(Work item) If a record contains an image, leave the image out and repeat everything else exactly.

◇ ◇ ◇ ◇ ◇

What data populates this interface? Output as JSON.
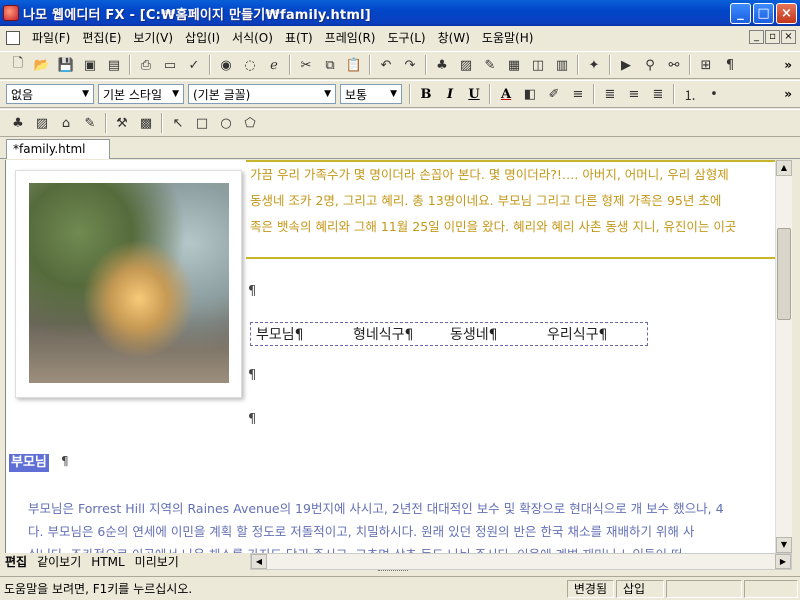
{
  "window": {
    "title": "나모 웹에디터 FX - [C:₩홈페이지 만들기₩family.html]"
  },
  "menu": [
    "파일(F)",
    "편집(E)",
    "보기(V)",
    "삽입(I)",
    "서식(O)",
    "표(T)",
    "프레임(R)",
    "도구(L)",
    "창(W)",
    "도움말(H)"
  ],
  "format_bar": {
    "paragraph_style": "없음",
    "style": "기본 스타일",
    "font": "(기본 글꼴)",
    "size": "보통"
  },
  "document_tab": "*family.html",
  "page": {
    "intro_lines": [
      "가끔 우리 가족수가 몇 명이더라 손꼽아 본다. 몇 명이더라?!…. 아버지, 어머니, 우리 삼형제",
      "동생네 조카 2명, 그리고 혜리. 총 13명이네요. 부모님 그리고 다른 형제 가족은 95년 초에",
      "족은 뱃속의 혜리와 그해 11월 25일 이민을 왔다. 혜리와 혜리 사촌 동생 지니, 유진이는 이곳"
    ],
    "nav_links": [
      "부모님¶",
      "형네식구¶",
      "동생네¶",
      "우리식구¶"
    ],
    "pilcrow": "¶",
    "section_heading": "부모님",
    "body_lines": [
      "부모님은 Forrest Hill 지역의 Raines Avenue의 19번지에 사시고, 2년전 대대적인 보수 및 확장으로 현대식으로 개 보수 했으나, 4",
      "다. 부모님은 6순의 연세에 이민을 계획 할 정도로 저돌적이고, 치밀하시다. 원래 있던 정원의 반은 한국 채소를 재배하기 위해 사",
      "십니다. 조카정으로 이곳에서 나온 채소를 가지도 담궈 주시고, 고추며 상추 등도 나눠 주시다. 이웃에 계변 재미나 노인들이 떠"
    ]
  },
  "view_tabs": [
    "편집",
    "같이보기",
    "HTML",
    "미리보기"
  ],
  "status": {
    "message": "도움말을 보려면, F1키를 누르십시오.",
    "modified": "변경됨",
    "mode": "삽입"
  }
}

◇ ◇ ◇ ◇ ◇

(Expected output)
What data populates this interface? Output as JSON.
{
  "window": {
    "title": "나모 웹에디터 FX - [C:₩홈페이지 만들기₩family.html]"
  },
  "menu": [
    "파일(F)",
    "편집(E)",
    "보기(V)",
    "삽입(I)",
    "서식(O)",
    "표(T)",
    "프레임(R)",
    "도구(L)",
    "창(W)",
    "도움말(H)"
  ],
  "format_bar": {
    "paragraph_style": "없음",
    "style": "기본 스타일",
    "font": "(기본 글꼴)",
    "size": "보통"
  },
  "document_tab": "*family.html",
  "page": {
    "intro_lines": [
      "가끔 우리 가족수가 몇 명이더라 손꼽아 본다. 몇 명이더라?!…. 아버지, 어머니, 우리 삼형제",
      "동생네 조카 2명, 그리고 혜리. 총 13명이네요. 부모님 그리고 다른 형제 가족은 95년 초에",
      "족은 뱃속의 혜리와 그해 11월 25일 이민을 왔다. 혜리와 혜리 사촌 동생 지니, 유진이는 이곳"
    ],
    "nav_links": [
      "부모님¶",
      "형네식구¶",
      "동생네¶",
      "우리식구¶"
    ],
    "pilcrow": "¶",
    "section_heading": "부모님",
    "body_lines": [
      "부모님은 Forrest Hill 지역의 Raines Avenue의 19번지에 사시고, 2년전 대대적인 보수 및 확장으로 현대식으로 개 보수 했으나, 4",
      "다. 부모님은 6순의 연세에 이민을 계획 할 정도로 저돌적이고, 치밀하시다. 원래 있던 정원의 반은 한국 채소를 재배하기 위해 사",
      "십니다. 조카정으로 이곳에서 나온 채소를 가지도 담궈 주시고, 고추며 상추 등도 나눠 주시다. 이웃에 계변 재미나 노인들이 떠"
    ]
  },
  "view_tabs": [
    "편집",
    "같이보기",
    "HTML",
    "미리보기"
  ],
  "status": {
    "message": "도움말을 보려면, F1키를 누르십시오.",
    "modified": "변경됨",
    "mode": "삽입"
  }
}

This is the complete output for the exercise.